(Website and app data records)
[Start of section]
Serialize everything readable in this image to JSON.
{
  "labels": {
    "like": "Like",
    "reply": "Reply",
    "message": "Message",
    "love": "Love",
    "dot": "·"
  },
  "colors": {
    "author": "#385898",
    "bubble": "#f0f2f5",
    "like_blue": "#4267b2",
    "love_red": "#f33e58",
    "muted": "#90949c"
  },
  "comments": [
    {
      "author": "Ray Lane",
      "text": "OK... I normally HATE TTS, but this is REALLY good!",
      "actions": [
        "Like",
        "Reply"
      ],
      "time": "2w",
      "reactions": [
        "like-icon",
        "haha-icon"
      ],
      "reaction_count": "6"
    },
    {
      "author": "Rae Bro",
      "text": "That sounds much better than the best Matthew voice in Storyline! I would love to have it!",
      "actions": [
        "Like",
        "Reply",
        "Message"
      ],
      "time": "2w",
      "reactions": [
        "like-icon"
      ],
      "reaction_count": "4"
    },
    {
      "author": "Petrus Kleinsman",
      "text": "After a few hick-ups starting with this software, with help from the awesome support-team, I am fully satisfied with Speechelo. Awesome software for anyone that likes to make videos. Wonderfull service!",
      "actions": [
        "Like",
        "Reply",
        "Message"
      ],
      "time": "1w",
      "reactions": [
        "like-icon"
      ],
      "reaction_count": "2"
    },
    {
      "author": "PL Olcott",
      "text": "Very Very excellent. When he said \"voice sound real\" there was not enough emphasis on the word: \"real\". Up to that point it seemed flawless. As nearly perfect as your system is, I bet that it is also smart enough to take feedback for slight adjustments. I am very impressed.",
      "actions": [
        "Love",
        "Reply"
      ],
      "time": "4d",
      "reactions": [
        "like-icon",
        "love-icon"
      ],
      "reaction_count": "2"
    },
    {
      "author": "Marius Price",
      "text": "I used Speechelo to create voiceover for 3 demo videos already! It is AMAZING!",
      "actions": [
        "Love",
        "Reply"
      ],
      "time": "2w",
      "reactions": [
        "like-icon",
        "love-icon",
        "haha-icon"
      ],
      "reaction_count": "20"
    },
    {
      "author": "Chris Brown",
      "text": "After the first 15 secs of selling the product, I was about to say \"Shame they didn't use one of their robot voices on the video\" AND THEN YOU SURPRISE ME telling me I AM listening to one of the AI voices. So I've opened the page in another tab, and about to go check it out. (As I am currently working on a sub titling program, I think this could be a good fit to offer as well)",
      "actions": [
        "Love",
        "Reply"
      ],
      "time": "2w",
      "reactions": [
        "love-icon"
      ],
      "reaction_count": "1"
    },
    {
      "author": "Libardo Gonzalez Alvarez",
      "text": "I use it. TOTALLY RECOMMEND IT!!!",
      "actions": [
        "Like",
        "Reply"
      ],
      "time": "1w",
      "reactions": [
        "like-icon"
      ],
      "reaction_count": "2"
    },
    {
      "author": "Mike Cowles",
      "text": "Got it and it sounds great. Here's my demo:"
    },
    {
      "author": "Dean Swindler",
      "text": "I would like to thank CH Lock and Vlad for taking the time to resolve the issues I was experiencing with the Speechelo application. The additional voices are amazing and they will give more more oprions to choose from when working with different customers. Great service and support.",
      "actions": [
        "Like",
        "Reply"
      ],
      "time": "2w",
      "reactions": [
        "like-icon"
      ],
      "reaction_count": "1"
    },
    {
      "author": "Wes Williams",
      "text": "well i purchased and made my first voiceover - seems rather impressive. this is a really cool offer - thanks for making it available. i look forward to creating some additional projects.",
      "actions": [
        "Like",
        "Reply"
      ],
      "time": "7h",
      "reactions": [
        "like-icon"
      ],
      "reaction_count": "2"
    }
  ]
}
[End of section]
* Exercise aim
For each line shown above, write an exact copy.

* The answer
Serialize everything readable in this image to JSON.
{
  "labels": {
    "like": "Like",
    "reply": "Reply",
    "message": "Message",
    "love": "Love",
    "dot": "·"
  },
  "colors": {
    "author": "#385898",
    "bubble": "#f0f2f5",
    "like_blue": "#4267b2",
    "love_red": "#f33e58",
    "muted": "#90949c"
  },
  "comments": [
    {
      "author": "Ray Lane",
      "text": "OK... I normally HATE TTS, but this is REALLY good!",
      "actions": [
        "Like",
        "Reply"
      ],
      "time": "2w",
      "reactions": [
        "like-icon",
        "haha-icon"
      ],
      "reaction_count": "6"
    },
    {
      "author": "Rae Bro",
      "text": "That sounds much better than the best Matthew voice in Storyline! I would love to have it!",
      "actions": [
        "Like",
        "Reply",
        "Message"
      ],
      "time": "2w",
      "reactions": [
        "like-icon"
      ],
      "reaction_count": "4"
    },
    {
      "author": "Petrus Kleinsman",
      "text": "After a few hick-ups starting with this software, with help from the awesome support-team, I am fully satisfied with Speechelo. Awesome software for anyone that likes to make videos. Wonderfull service!",
      "actions": [
        "Like",
        "Reply",
        "Message"
      ],
      "time": "1w",
      "reactions": [
        "like-icon"
      ],
      "reaction_count": "2"
    },
    {
      "author": "PL Olcott",
      "text": "Very Very excellent. When he said \"voice sound real\" there was not enough emphasis on the word: \"real\". Up to that point it seemed flawless. As nearly perfect as your system is, I bet that it is also smart enough to take feedback for slight adjustments. I am very impressed.",
      "actions": [
        "Love",
        "Reply"
      ],
      "time": "4d",
      "reactions": [
        "like-icon",
        "love-icon"
      ],
      "reaction_count": "2"
    },
    {
      "author": "Marius Price",
      "text": "I used Speechelo to create voiceover for 3 demo videos already! It is AMAZING!",
      "actions": [
        "Love",
        "Reply"
      ],
      "time": "2w",
      "reactions": [
        "like-icon",
        "love-icon",
        "haha-icon"
      ],
      "reaction_count": "20"
    },
    {
      "author": "Chris Brown",
      "text": "After the first 15 secs of selling the product, I was about to say \"Shame they didn't use one of their robot voices on the video\" AND THEN YOU SURPRISE ME telling me I AM listening to one of the AI voices. So I've opened the page in another tab, and about to go check it out. (As I am currently working on a sub titling program, I think this could be a good fit to offer as well)",
      "actions": [
        "Love",
        "Reply"
      ],
      "time": "2w",
      "reactions": [
        "love-icon"
      ],
      "reaction_count": "1"
    },
    {
      "author": "Libardo Gonzalez Alvarez",
      "text": "I use it. TOTALLY RECOMMEND IT!!!",
      "actions": [
        "Like",
        "Reply"
      ],
      "time": "1w",
      "reactions": [
        "like-icon"
      ],
      "reaction_count": "2"
    },
    {
      "author": "Mike Cowles",
      "text": "Got it and it sounds great. Here's my demo:"
    },
    {
      "author": "Dean Swindler",
      "text": "I would like to thank CH Lock and Vlad for taking the time to resolve the issues I was experiencing with the Speechelo application. The additional voices are amazing and they will give more more oprions to choose from when working with different customers. Great service and support.",
      "actions": [
        "Like",
        "Reply"
      ],
      "time": "2w",
      "reactions": [
        "like-icon"
      ],
      "reaction_count": "1"
    },
    {
      "author": "Wes Williams",
      "text": "well i purchased and made my first voiceover - seems rather impressive. this is a really cool offer - thanks for making it available. i look forward to creating some additional projects.",
      "actions": [
        "Like",
        "Reply"
      ],
      "time": "7h",
      "reactions": [
        "like-icon"
      ],
      "reaction_count": "2"
    }
  ]
}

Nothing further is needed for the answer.